(Stored entries)

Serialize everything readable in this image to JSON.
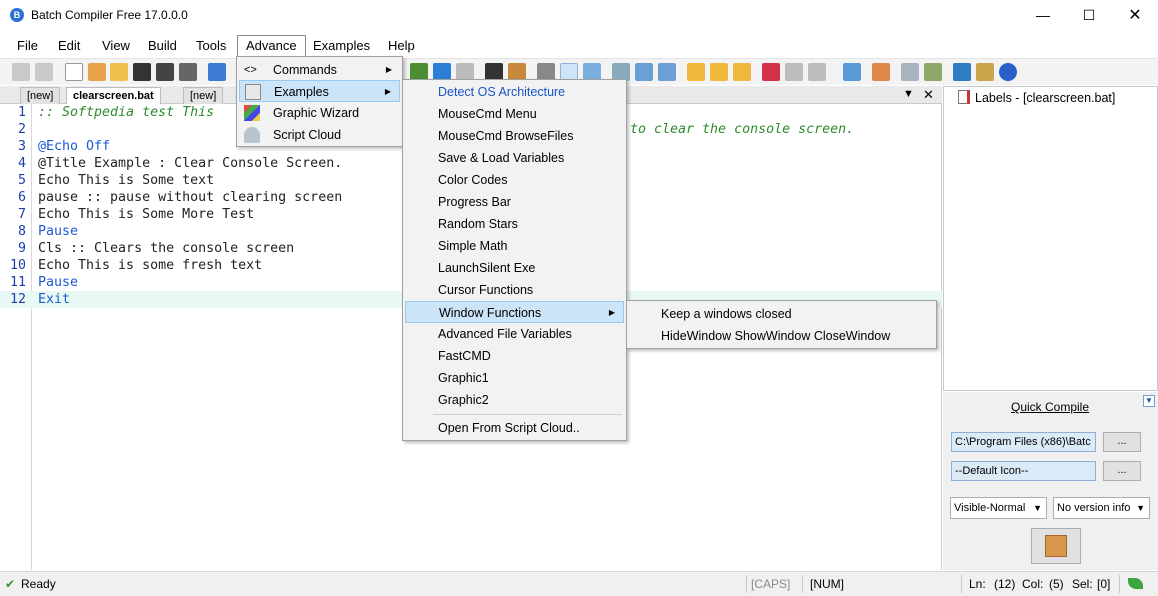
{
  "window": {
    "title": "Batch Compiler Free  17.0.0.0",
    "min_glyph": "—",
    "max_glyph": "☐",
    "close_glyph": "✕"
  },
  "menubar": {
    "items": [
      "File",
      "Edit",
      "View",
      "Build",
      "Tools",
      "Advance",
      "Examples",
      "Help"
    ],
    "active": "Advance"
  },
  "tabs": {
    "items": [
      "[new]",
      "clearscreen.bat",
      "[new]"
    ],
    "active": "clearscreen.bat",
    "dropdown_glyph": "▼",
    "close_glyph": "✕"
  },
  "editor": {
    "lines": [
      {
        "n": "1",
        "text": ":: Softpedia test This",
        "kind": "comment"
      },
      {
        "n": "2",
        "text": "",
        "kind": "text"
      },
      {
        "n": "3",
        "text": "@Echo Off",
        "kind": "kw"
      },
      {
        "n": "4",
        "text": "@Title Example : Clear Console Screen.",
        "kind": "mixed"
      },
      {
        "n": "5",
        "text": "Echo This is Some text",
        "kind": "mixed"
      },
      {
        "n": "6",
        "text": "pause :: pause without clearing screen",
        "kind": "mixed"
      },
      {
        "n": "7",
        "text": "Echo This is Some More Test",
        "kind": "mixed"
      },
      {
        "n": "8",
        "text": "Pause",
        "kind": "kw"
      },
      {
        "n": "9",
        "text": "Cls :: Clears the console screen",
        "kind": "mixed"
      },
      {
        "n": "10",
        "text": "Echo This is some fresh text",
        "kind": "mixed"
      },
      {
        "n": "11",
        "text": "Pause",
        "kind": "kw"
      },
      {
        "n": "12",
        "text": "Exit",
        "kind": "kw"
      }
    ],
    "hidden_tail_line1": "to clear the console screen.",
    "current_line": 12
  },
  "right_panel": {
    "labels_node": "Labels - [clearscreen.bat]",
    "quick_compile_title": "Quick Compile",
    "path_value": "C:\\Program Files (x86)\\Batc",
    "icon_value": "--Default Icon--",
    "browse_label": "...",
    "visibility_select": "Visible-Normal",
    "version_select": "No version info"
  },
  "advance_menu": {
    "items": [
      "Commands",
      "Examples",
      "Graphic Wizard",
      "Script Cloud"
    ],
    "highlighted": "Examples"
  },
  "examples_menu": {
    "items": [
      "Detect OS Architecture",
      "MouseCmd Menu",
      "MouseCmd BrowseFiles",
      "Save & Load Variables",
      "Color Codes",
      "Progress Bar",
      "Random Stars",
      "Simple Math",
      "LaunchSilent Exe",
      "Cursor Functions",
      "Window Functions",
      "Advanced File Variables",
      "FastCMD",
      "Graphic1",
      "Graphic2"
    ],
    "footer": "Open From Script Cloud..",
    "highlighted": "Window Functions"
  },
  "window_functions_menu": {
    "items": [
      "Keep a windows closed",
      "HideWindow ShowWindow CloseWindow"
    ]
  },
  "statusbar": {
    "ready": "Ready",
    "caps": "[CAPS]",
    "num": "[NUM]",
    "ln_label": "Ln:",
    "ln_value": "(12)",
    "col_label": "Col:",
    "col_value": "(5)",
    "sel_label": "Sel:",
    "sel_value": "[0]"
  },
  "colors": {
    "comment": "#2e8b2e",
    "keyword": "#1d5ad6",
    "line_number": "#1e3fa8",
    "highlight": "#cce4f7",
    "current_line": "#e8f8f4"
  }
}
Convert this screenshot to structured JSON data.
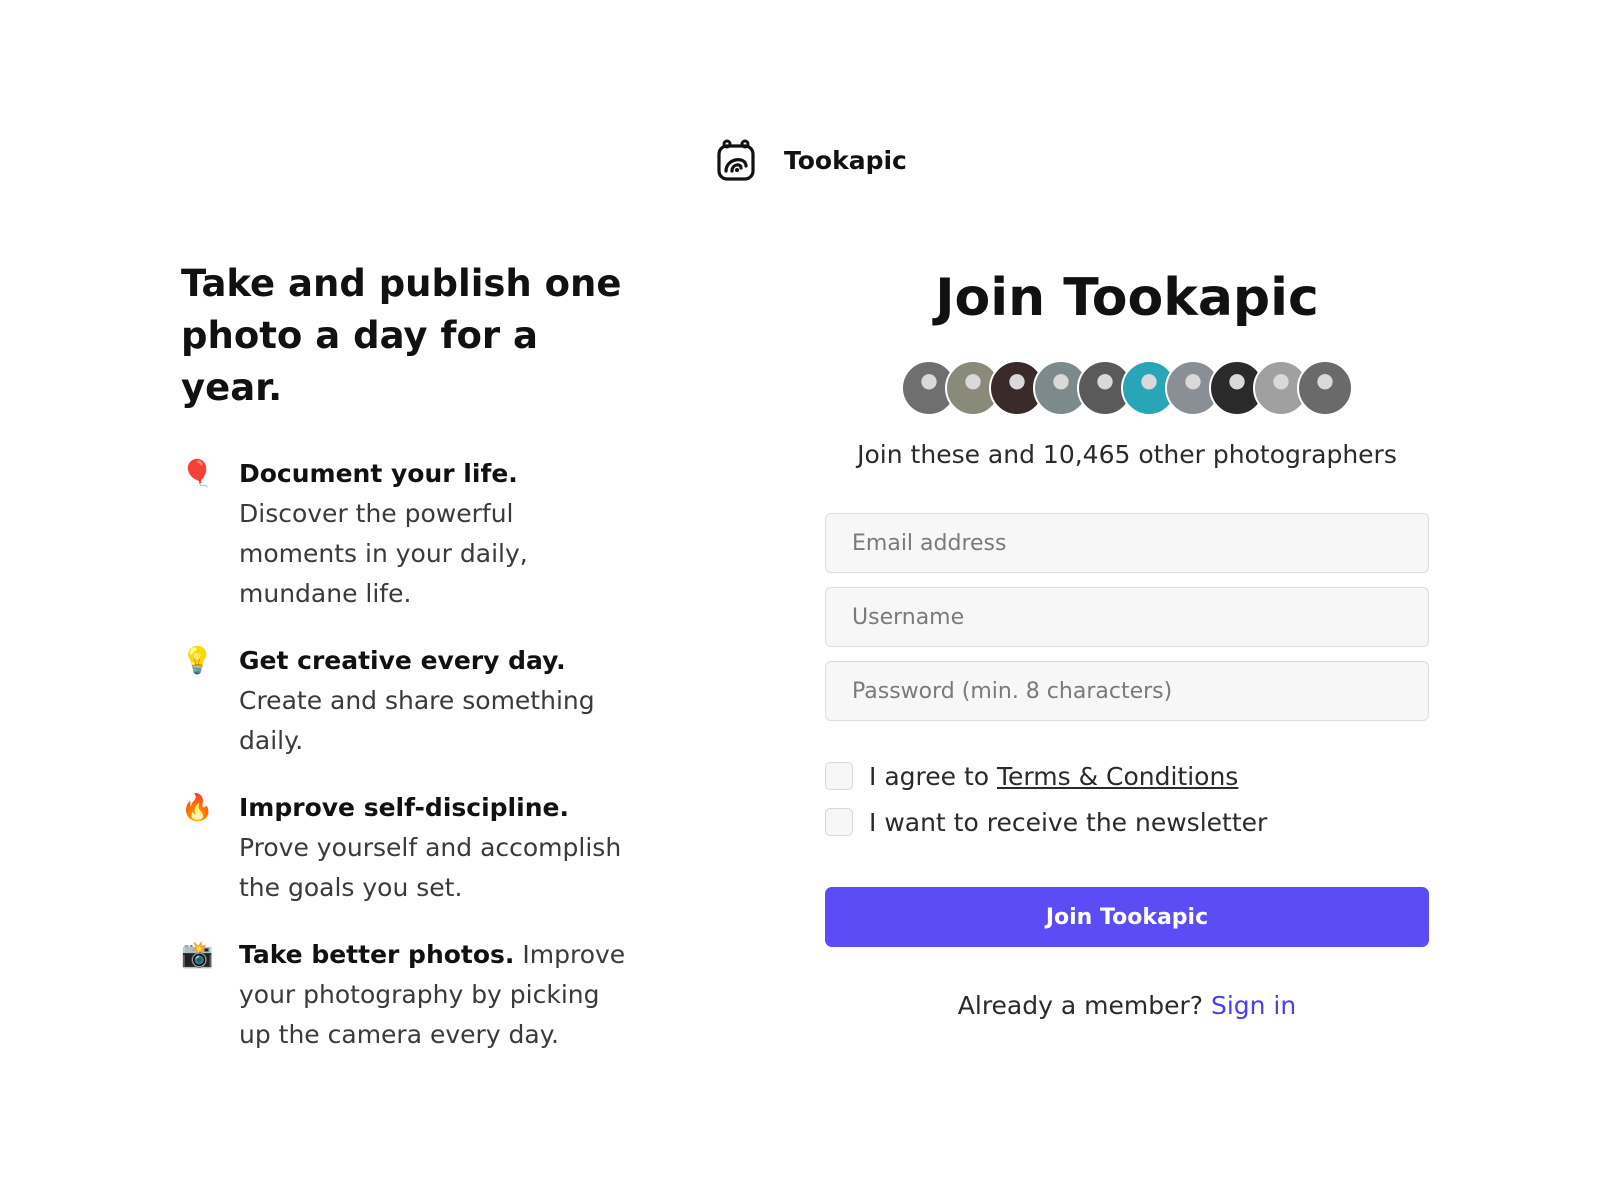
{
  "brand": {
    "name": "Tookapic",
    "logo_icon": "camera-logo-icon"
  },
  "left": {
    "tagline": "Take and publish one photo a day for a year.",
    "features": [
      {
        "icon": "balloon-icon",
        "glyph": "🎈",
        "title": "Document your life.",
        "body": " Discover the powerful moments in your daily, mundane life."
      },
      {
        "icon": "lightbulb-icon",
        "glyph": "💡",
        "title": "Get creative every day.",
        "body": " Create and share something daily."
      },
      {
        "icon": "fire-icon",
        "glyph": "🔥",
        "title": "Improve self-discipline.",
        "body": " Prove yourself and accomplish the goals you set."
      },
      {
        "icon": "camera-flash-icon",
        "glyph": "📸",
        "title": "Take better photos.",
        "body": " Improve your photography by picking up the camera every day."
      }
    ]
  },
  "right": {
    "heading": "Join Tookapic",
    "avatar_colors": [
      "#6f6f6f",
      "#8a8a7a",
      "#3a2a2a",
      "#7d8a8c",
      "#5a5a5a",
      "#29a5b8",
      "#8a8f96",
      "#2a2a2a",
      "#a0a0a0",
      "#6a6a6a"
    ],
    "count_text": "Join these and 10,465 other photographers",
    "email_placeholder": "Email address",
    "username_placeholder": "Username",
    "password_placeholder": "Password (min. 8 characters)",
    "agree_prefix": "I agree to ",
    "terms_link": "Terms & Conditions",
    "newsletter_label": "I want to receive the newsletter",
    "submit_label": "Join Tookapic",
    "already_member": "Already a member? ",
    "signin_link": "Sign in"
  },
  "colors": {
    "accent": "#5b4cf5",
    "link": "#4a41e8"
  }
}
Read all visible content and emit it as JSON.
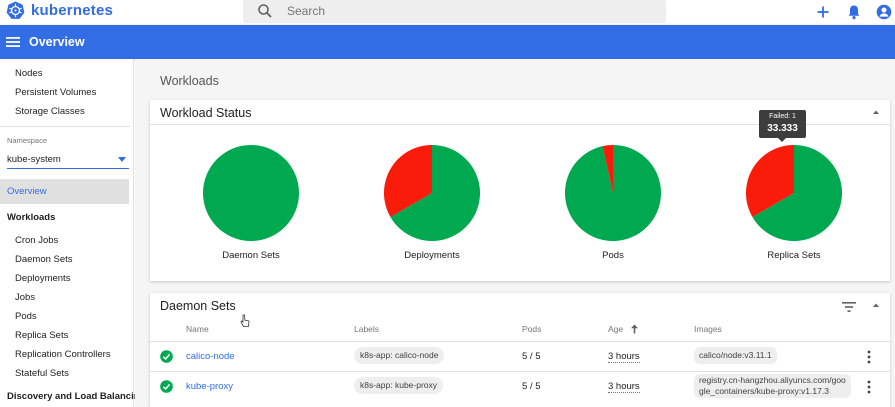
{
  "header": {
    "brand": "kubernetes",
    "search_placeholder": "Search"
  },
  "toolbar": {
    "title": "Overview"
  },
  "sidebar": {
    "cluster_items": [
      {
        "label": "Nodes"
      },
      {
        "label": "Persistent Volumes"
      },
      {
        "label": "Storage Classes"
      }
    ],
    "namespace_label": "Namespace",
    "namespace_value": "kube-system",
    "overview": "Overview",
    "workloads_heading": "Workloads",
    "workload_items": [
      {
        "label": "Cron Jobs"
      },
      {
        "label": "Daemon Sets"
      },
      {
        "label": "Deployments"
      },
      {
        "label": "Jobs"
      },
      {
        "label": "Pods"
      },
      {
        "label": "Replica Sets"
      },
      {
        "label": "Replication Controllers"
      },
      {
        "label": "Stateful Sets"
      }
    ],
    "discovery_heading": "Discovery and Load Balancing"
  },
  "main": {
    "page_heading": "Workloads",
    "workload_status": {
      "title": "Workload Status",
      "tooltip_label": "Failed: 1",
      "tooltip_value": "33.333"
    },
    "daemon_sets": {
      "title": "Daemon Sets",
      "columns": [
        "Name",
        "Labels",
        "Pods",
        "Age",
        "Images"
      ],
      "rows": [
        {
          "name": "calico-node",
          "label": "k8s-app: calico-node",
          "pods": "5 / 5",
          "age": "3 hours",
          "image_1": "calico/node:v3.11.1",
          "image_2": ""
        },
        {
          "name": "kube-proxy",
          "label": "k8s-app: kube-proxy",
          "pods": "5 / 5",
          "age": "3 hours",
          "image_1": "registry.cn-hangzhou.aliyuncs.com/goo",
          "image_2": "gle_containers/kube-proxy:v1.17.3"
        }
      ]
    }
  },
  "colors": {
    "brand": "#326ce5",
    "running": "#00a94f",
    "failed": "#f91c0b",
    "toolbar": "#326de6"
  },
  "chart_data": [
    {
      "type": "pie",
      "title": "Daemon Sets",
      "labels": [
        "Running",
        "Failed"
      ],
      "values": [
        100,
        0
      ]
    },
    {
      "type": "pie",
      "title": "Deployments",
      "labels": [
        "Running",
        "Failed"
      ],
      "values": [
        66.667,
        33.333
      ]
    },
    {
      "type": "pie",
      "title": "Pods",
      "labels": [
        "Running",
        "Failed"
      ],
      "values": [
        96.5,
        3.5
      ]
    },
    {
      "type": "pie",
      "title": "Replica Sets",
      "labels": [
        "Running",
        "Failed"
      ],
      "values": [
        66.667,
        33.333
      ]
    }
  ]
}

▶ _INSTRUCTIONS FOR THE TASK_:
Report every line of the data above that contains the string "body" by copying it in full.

▶ _YOUR SOLUTION_:
        "body": " Discover the powerful moments in your daily, mundane life."
        "body": " Create and share something daily."
        "body": " Prove yourself and accomplish the goals you set."
        "body": " Improve your photography by picking up the camera every day."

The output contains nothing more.